Fired Up! Ready to go! Photo: Courtesy of Rizzoli

Fired Up! Ready to Go!

During her lifetime, Peggy Cooper Cafritz, the trailblazing Washington, D.C.–based activist, philanthropist, and founder of the Duke Ellington School of the Arts, had amassed one of the most important collections of work by Black artists in the U.S. But in 2009, the more than three hundred works in her collection were tragically destroyed in a large residential fire. This richly illustrated volume showcases 200 of the works that were lost, along with more recent additions. Cafriz, who died in 2018 at the age of 70, had spent decades serving on the boards of government and cultural institutions where she advocated for diversity, and this book is an important reminder of her vision and belief in the power of art. Rizzoli, $75

Black Is Beautiful. Photo: Courtesy of Aperture

Black Is Beautiful
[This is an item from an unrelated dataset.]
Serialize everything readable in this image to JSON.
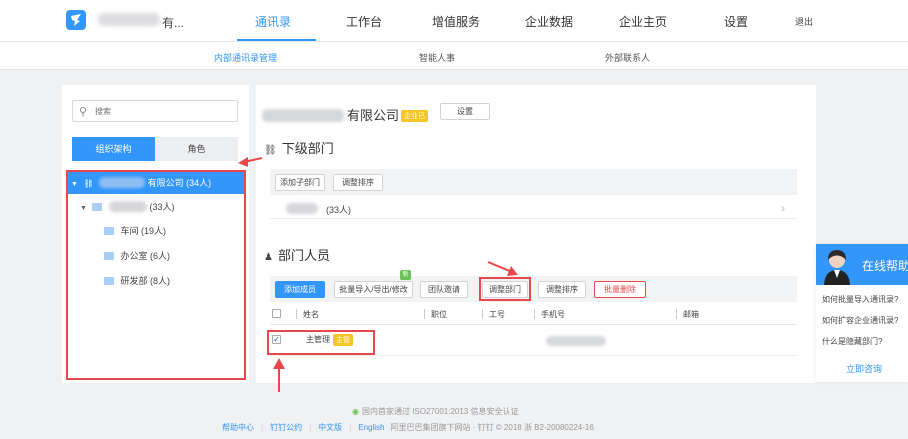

Kwame Brathwaite’s photographs of the Grandassa Models upended white beauty standards of the 1950s and ’60s, and popularized the political slogan “Black Is Beautiful.” This monograph traces the fascinating and inspiring story of Brathwaite’s career. Along with his older brother, Brathwaite founded the African Jazz Arts Society and Studios (AJASS) and the Grandassa Models (1962), a modeling agency for Black women. At the time, it was rare for Black women to be seen with their natural hair, but the Grandassas—a name derived from the word grandassaland, which the Black nationalist Carol Cooks coined to describe the African continent—were making an important statement against the standard beauty ideals of the day. The book, which was timed with the first-ever major exhibition of Brathwaite’s work at the Skirball Cultural Center in Los Angeles last year,  features not only stunning studio portraits but also behind-the-scenes images of Harlem’s creative scene, including the likes of Max Roach, Abbey Lincoln, and Miles Davis. Aperture, $32 


Black Refractions: The Studio Museum in Harlem. Photo: Courtesy of Rizzoli

Black Refractions: Highlights from the Studio Museum in Harlem

On the occasion of its 50th anniversary, the Studio Museum in Harlem created a traveling exhibition titled “Black Refractions: Highlights from the Studio Museum in Harlem,” and an accompanying catalogue that should be considered an essential art history compendium. Featured are nearly 100 paintings, mixed-media pieces, photographs, fabric art, sculpture, and more that have either been exhibited or are in the permanent collection of the museum. Highlights include works by Kerry James Marshall, Faith Ringgold, Nari Ward, Norman Lewis, Wangechi Mutu, and Lorna Simpson. Together, they offer a story about the trajectory of Black artists spanning half a century. Rizzoli Electa, $45

Malick Sidibé: Mali Twist. Photo: Courtesy of Artbook | D.A.P

Malick Sidibé: Mali Twist 

Discover a vast collection of vintage photographs and timelessly beautiful portraits from the archives of Malian photographer Malick Sidibé, who was known for his black-and-white images chronicling the exuberant lives and culture in his native Bamako, Mali, in the 1950s, ’60s, and ’70s. His striking work documents an important moment when Mali gained independence from France and transformed into a more modern and independent country. It is published by the Fondation Cartier, which paid tribute to his unique style with a large retrospective exhibition, “Mali Twist.” Sidibé won numerous awards, including the Golden Lion for Lifetime Achievement in 2007 at the Venice Biennale. He shattered stereotypes of Africa and connected the people with the rest of the world through his images—the youth he depicted shared the same struggles for freedom with Black Americans. Fondation Cartier Pour L’art Contemporain, $80

Cover: A selection of recently released books spotlighting black artists and designers.
Photo: Courtesy of the publishers